Where does the word "Quality" occur in the data below? Copy each line that holds it.
===== Input =====
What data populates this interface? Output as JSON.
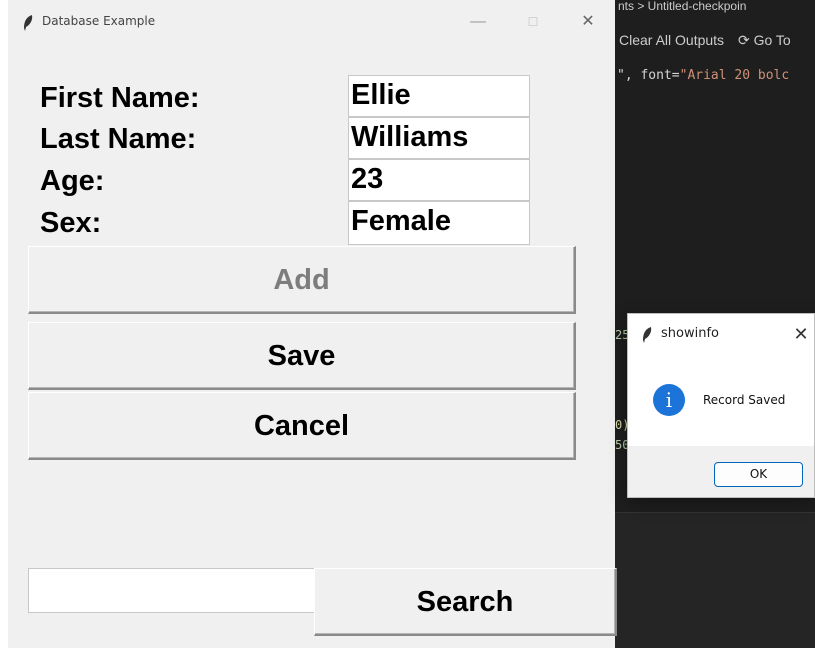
{
  "editor": {
    "breadcrumb": "nts >  Untitled-checkpoin",
    "toolbar_clear": "Clear All Outputs",
    "toolbar_goto": "Go To",
    "code_prefix": "\", font=",
    "code_string": "\"Arial 20 bolc",
    "frag1": "25",
    "frag2": "0)",
    "frag3": "50"
  },
  "main_window": {
    "title": "Database Example",
    "controls": {
      "minimize": "—",
      "maximize": "☐",
      "close": "✕"
    },
    "labels": {
      "first_name": "First Name:",
      "last_name": "Last Name:",
      "age": "Age:",
      "sex": "Sex:"
    },
    "fields": {
      "first_name": "Ellie",
      "last_name": "Williams",
      "age": "23",
      "sex": "Female"
    },
    "buttons": {
      "add": "Add",
      "save": "Save",
      "cancel": "Cancel",
      "search": "Search"
    },
    "search_value": ""
  },
  "dialog": {
    "title": "showinfo",
    "close": "✕",
    "icon": "i",
    "message": "Record Saved",
    "ok": "OK"
  }
}
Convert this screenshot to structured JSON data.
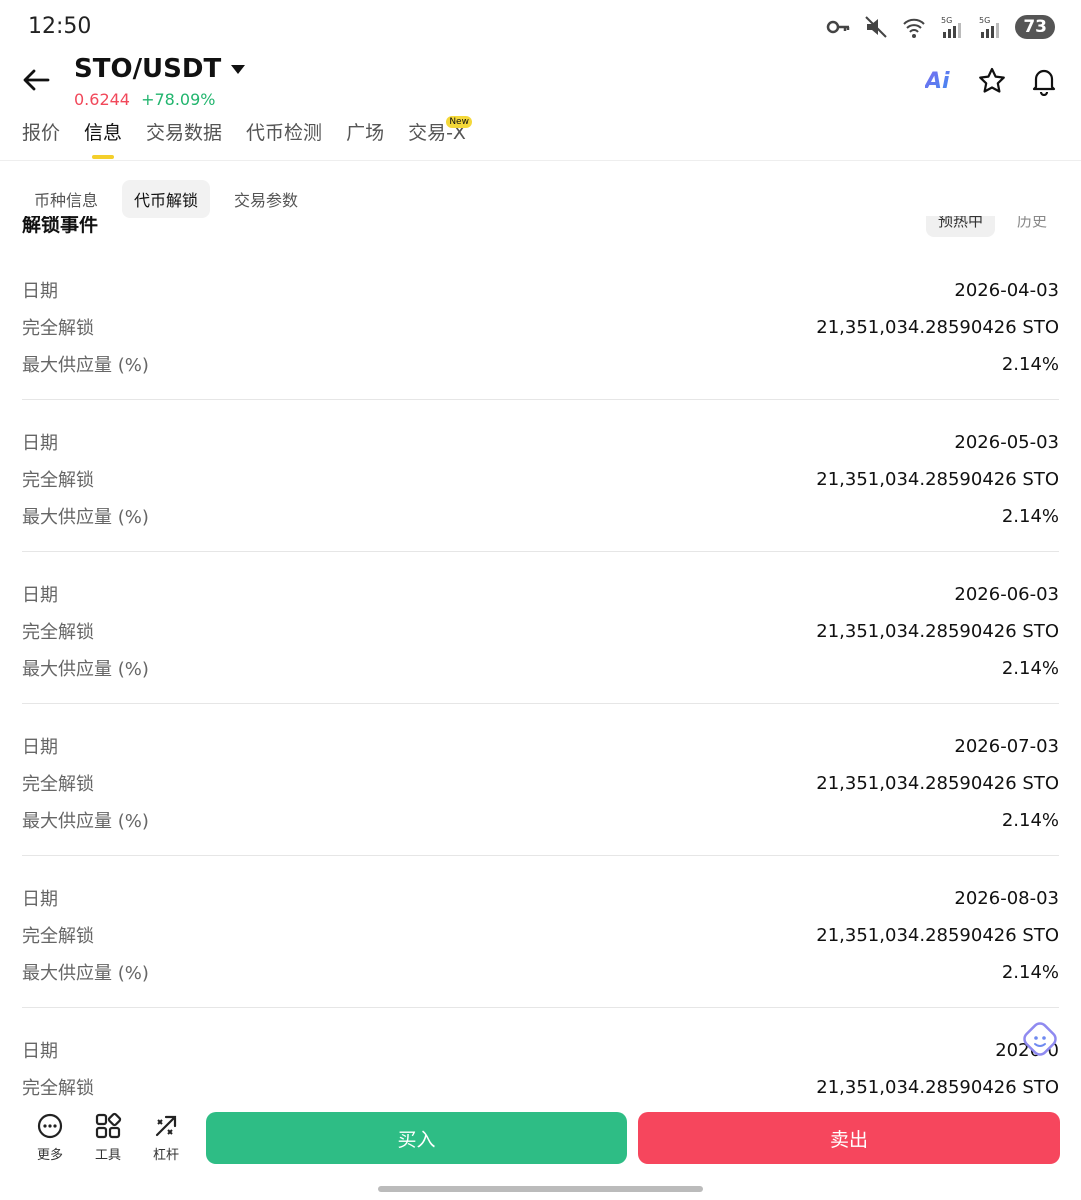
{
  "status_bar": {
    "time": "12:50",
    "battery": "73",
    "icons": [
      "key-icon",
      "mute-icon",
      "wifi-icon",
      "signal-5g-icon",
      "signal-5g-icon"
    ]
  },
  "header": {
    "pair": "STO/USDT",
    "price": "0.6244",
    "change": "+78.09%",
    "ai_label": "Ai",
    "actions": [
      "ai-icon",
      "star-icon",
      "bell-icon"
    ]
  },
  "main_tabs": [
    {
      "label": "报价"
    },
    {
      "label": "信息"
    },
    {
      "label": "交易数据"
    },
    {
      "label": "代币检测"
    },
    {
      "label": "广场"
    },
    {
      "label": "交易-X",
      "badge": "New"
    }
  ],
  "sub_tabs": [
    {
      "label": "币种信息"
    },
    {
      "label": "代币解锁"
    },
    {
      "label": "交易参数"
    }
  ],
  "section": {
    "title": "解锁事件",
    "filters": [
      "预热中",
      "历史"
    ]
  },
  "labels": {
    "date": "日期",
    "full_unlock": "完全解锁",
    "max_supply": "最大供应量 (%)"
  },
  "events": [
    {
      "date": "2026-04-03",
      "amount": "21,351,034.28590426 STO",
      "percent": "2.14%"
    },
    {
      "date": "2026-05-03",
      "amount": "21,351,034.28590426 STO",
      "percent": "2.14%"
    },
    {
      "date": "2026-06-03",
      "amount": "21,351,034.28590426 STO",
      "percent": "2.14%"
    },
    {
      "date": "2026-07-03",
      "amount": "21,351,034.28590426 STO",
      "percent": "2.14%"
    },
    {
      "date": "2026-08-03",
      "amount": "21,351,034.28590426 STO",
      "percent": "2.14%"
    },
    {
      "date": "2026-0",
      "amount": "21,351,034.28590426 STO",
      "percent": ""
    }
  ],
  "bottom": {
    "tools": [
      {
        "label": "更多",
        "icon": "more-icon"
      },
      {
        "label": "工具",
        "icon": "tools-icon"
      },
      {
        "label": "杠杆",
        "icon": "leverage-icon"
      }
    ],
    "buy": "买入",
    "sell": "卖出"
  },
  "colors": {
    "up": "#22b56e",
    "down": "#f1485a",
    "buy": "#2ebd85",
    "sell": "#f6465d",
    "tab_indicator": "#f4cf2b"
  }
}
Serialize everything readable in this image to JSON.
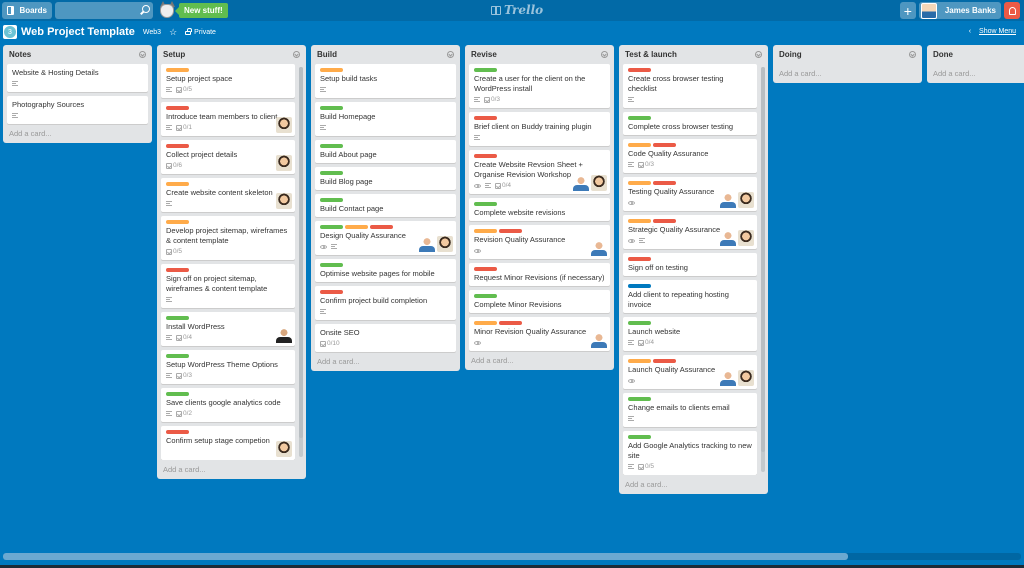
{
  "topbar": {
    "boards_label": "Boards",
    "search_value": "",
    "new_stuff_label": "New stuff!",
    "logo_text": "Trello",
    "add_label": "+",
    "user_name": "James Banks"
  },
  "board": {
    "badge_letter": "3",
    "title": "Web Project Template",
    "team": "Web3",
    "star": "☆",
    "visibility": "Private",
    "show_menu_chevron": "‹",
    "show_menu_label": "Show Menu"
  },
  "colors": {
    "green": "#61bd4f",
    "orange": "#ffab4a",
    "red": "#eb5a46",
    "blue": "#0079bf",
    "board_bg": "#0079bf"
  },
  "add_card_label": "Add a card...",
  "lists": [
    {
      "title": "Notes",
      "cards": [
        {
          "title": "Website & Hosting Details",
          "labels": [],
          "desc": true
        },
        {
          "title": "Photography Sources",
          "labels": [],
          "desc": true
        }
      ]
    },
    {
      "title": "Setup",
      "cards": [
        {
          "title": "Setup project space",
          "labels": [
            "orange"
          ],
          "desc": true,
          "checklist": "0/5"
        },
        {
          "title": "Introduce team members to client",
          "labels": [
            "red"
          ],
          "desc": true,
          "checklist": "0/1",
          "members": [
            "m1"
          ]
        },
        {
          "title": "Collect project details",
          "labels": [
            "red"
          ],
          "checklist": "0/6",
          "members": [
            "m1"
          ]
        },
        {
          "title": "Create website content skeleton",
          "labels": [
            "orange"
          ],
          "desc": true,
          "members": [
            "m1"
          ]
        },
        {
          "title": "Develop project sitemap, wireframes & content template",
          "labels": [
            "orange"
          ],
          "checklist": "0/5"
        },
        {
          "title": "Sign off on project sitemap, wireframes & content template",
          "labels": [
            "red"
          ],
          "desc": true
        },
        {
          "title": "Install WordPress",
          "labels": [
            "green"
          ],
          "desc": true,
          "checklist": "0/4",
          "members": [
            "m3"
          ]
        },
        {
          "title": "Setup WordPress Theme Options",
          "labels": [
            "green"
          ],
          "desc": true,
          "checklist": "0/3"
        },
        {
          "title": "Save clients google analytics code",
          "labels": [
            "green"
          ],
          "desc": true,
          "checklist": "0/2"
        },
        {
          "title": "Confirm setup stage competion",
          "labels": [
            "red"
          ],
          "members": [
            "m1"
          ]
        }
      ]
    },
    {
      "title": "Build",
      "cards": [
        {
          "title": "Setup build tasks",
          "labels": [
            "orange"
          ],
          "desc": true
        },
        {
          "title": "Build Homepage",
          "labels": [
            "green"
          ],
          "desc": true
        },
        {
          "title": "Build About page",
          "labels": [
            "green"
          ]
        },
        {
          "title": "Build Blog page",
          "labels": [
            "green"
          ]
        },
        {
          "title": "Build Contact page",
          "labels": [
            "green"
          ]
        },
        {
          "title": "Design Quality Assurance",
          "labels": [
            "green",
            "orange",
            "red"
          ],
          "watch": true,
          "desc": true,
          "members": [
            "m2",
            "m1"
          ]
        },
        {
          "title": "Optimise website pages for mobile",
          "labels": [
            "green"
          ]
        },
        {
          "title": "Confirm project build completion",
          "labels": [
            "red"
          ],
          "desc": true
        },
        {
          "title": "Onsite SEO",
          "labels": [],
          "checklist": "0/10"
        }
      ]
    },
    {
      "title": "Revise",
      "cards": [
        {
          "title": "Create a user for the client on the WordPress install",
          "labels": [
            "green"
          ],
          "desc": true,
          "checklist": "0/3"
        },
        {
          "title": "Brief client on Buddy training plugin",
          "labels": [
            "red"
          ],
          "desc": true
        },
        {
          "title": "Create Website Revsion Sheet + Organise Revision Workshop",
          "labels": [
            "red"
          ],
          "watch": true,
          "desc": true,
          "checklist": "0/4",
          "members": [
            "m2",
            "m1"
          ]
        },
        {
          "title": "Complete website revisions",
          "labels": [
            "green"
          ]
        },
        {
          "title": "Revision Quality Assurance",
          "labels": [
            "orange",
            "red"
          ],
          "watch": true,
          "members": [
            "m2"
          ]
        },
        {
          "title": "Request Minor Revisions (if necessary)",
          "labels": [
            "red"
          ]
        },
        {
          "title": "Complete Minor Revisions",
          "labels": [
            "green"
          ]
        },
        {
          "title": "Minor Revision Quality Assurance",
          "labels": [
            "orange",
            "red"
          ],
          "watch": true,
          "members": [
            "m2"
          ]
        }
      ]
    },
    {
      "title": "Test & launch",
      "cards": [
        {
          "title": "Create cross browser testing checklist",
          "labels": [
            "red"
          ],
          "desc": true
        },
        {
          "title": "Complete cross browser testing",
          "labels": [
            "green"
          ]
        },
        {
          "title": "Code Quality Assurance",
          "labels": [
            "orange",
            "red"
          ],
          "desc": true,
          "checklist": "0/3"
        },
        {
          "title": "Testing Quality Assurance",
          "labels": [
            "orange",
            "red"
          ],
          "watch": true,
          "members": [
            "m2",
            "m1"
          ]
        },
        {
          "title": "Strategic Quality Assurance",
          "labels": [
            "orange",
            "red"
          ],
          "watch": true,
          "desc": true,
          "members": [
            "m2",
            "m1"
          ]
        },
        {
          "title": "Sign off on testing",
          "labels": [
            "red"
          ]
        },
        {
          "title": "Add client to repeating hosting invoice",
          "labels": [
            "blue"
          ]
        },
        {
          "title": "Launch website",
          "labels": [
            "green"
          ],
          "desc": true,
          "checklist": "0/4"
        },
        {
          "title": "Launch Quality Assurance",
          "labels": [
            "orange",
            "red"
          ],
          "watch": true,
          "members": [
            "m2",
            "m1"
          ]
        },
        {
          "title": "Change emails to clients email",
          "labels": [
            "green"
          ],
          "desc": true
        },
        {
          "title": "Add Google Analytics tracking to new site",
          "labels": [
            "green"
          ],
          "desc": true,
          "checklist": "0/5"
        }
      ]
    },
    {
      "title": "Doing",
      "cards": []
    },
    {
      "title": "Done",
      "cards": []
    }
  ]
}
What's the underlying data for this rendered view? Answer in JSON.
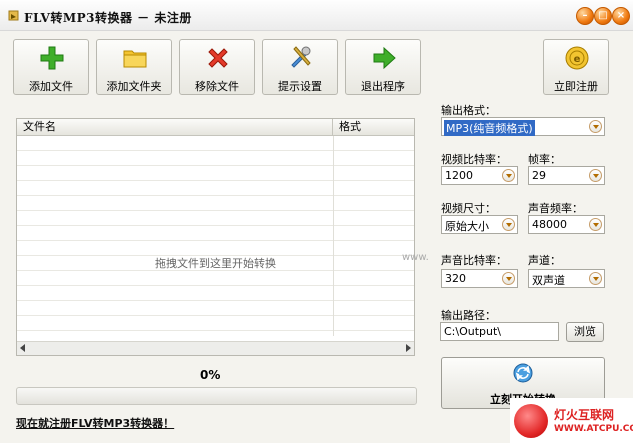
{
  "window": {
    "title": "FLV转MP3转换器 － 未注册"
  },
  "toolbar": {
    "add_file": "添加文件",
    "add_folder": "添加文件夹",
    "remove_file": "移除文件",
    "prompt_settings": "提示设置",
    "exit_program": "退出程序",
    "register_now": "立即注册"
  },
  "file_list": {
    "columns": [
      "文件名",
      "格式"
    ],
    "drop_hint": "拖拽文件到这里开始转换"
  },
  "progress": {
    "text": "0%",
    "value": 0
  },
  "register_link": "现在就注册FLV转MP3转换器！",
  "settings": {
    "output_format_label": "输出格式：",
    "output_format_value": "MP3(纯音频格式)",
    "video_bitrate_label": "视频比特率：",
    "video_bitrate_value": "1200",
    "frame_rate_label": "帧率：",
    "frame_rate_value": "29",
    "video_size_label": "视频尺寸：",
    "video_size_value": "原始大小",
    "audio_freq_label": "声音频率：",
    "audio_freq_value": "48000",
    "audio_bitrate_label": "声音比特率：",
    "audio_bitrate_value": "320",
    "channel_label": "声道：",
    "channel_value": "双声道",
    "output_path_label": "输出路径：",
    "output_path_value": "C:\\Output\\",
    "browse": "浏览",
    "start_convert": "立刻开始转换"
  },
  "overlay_url": "www.",
  "watermark": {
    "name": "灯火互联网",
    "url": "WWW.ATCPU.COM"
  },
  "colors": {
    "accent_orange": "#f07a10",
    "selection_blue": "#316ac5"
  }
}
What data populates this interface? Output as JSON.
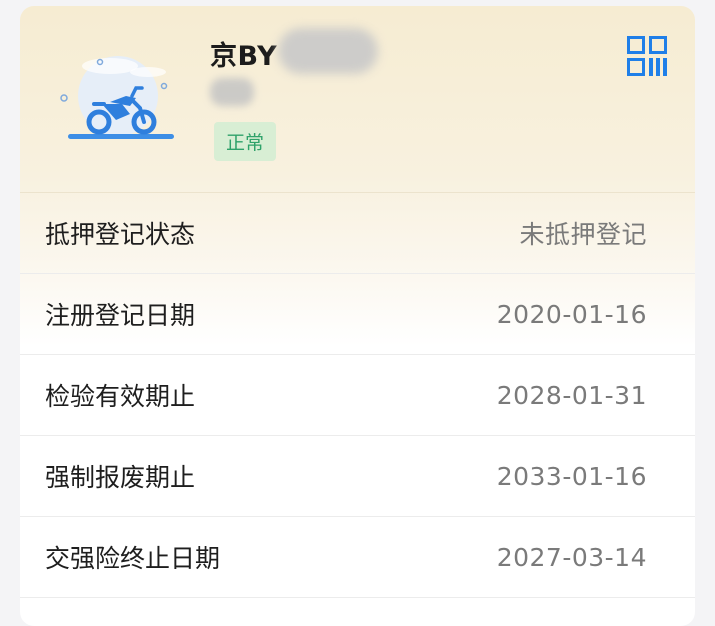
{
  "vehicle": {
    "plate_prefix": "京BY",
    "status": "正常"
  },
  "icons": {
    "illustration": "motorcycle-icon",
    "qr": "qr-code-icon"
  },
  "colors": {
    "accent_blue": "#1f7fe8",
    "status_green": "#2fa26a",
    "status_bg": "#d8eed4"
  },
  "details": [
    {
      "label": "抵押登记状态",
      "value": "未抵押登记"
    },
    {
      "label": "注册登记日期",
      "value": "2020-01-16"
    },
    {
      "label": "检验有效期止",
      "value": "2028-01-31"
    },
    {
      "label": "强制报废期止",
      "value": "2033-01-16"
    },
    {
      "label": "交强险终止日期",
      "value": "2027-03-14"
    }
  ]
}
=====
Your response >>
          "title": "Design Quality Assurance",
          "title": "Revision Quality Assurance",
          "title": "Minor Revision Quality Assurance",
          "title": "Code Quality Assurance",
          "title": "Testing Quality Assurance",
          "title": "Strategic Quality Assurance",
          "title": "Launch Quality Assurance",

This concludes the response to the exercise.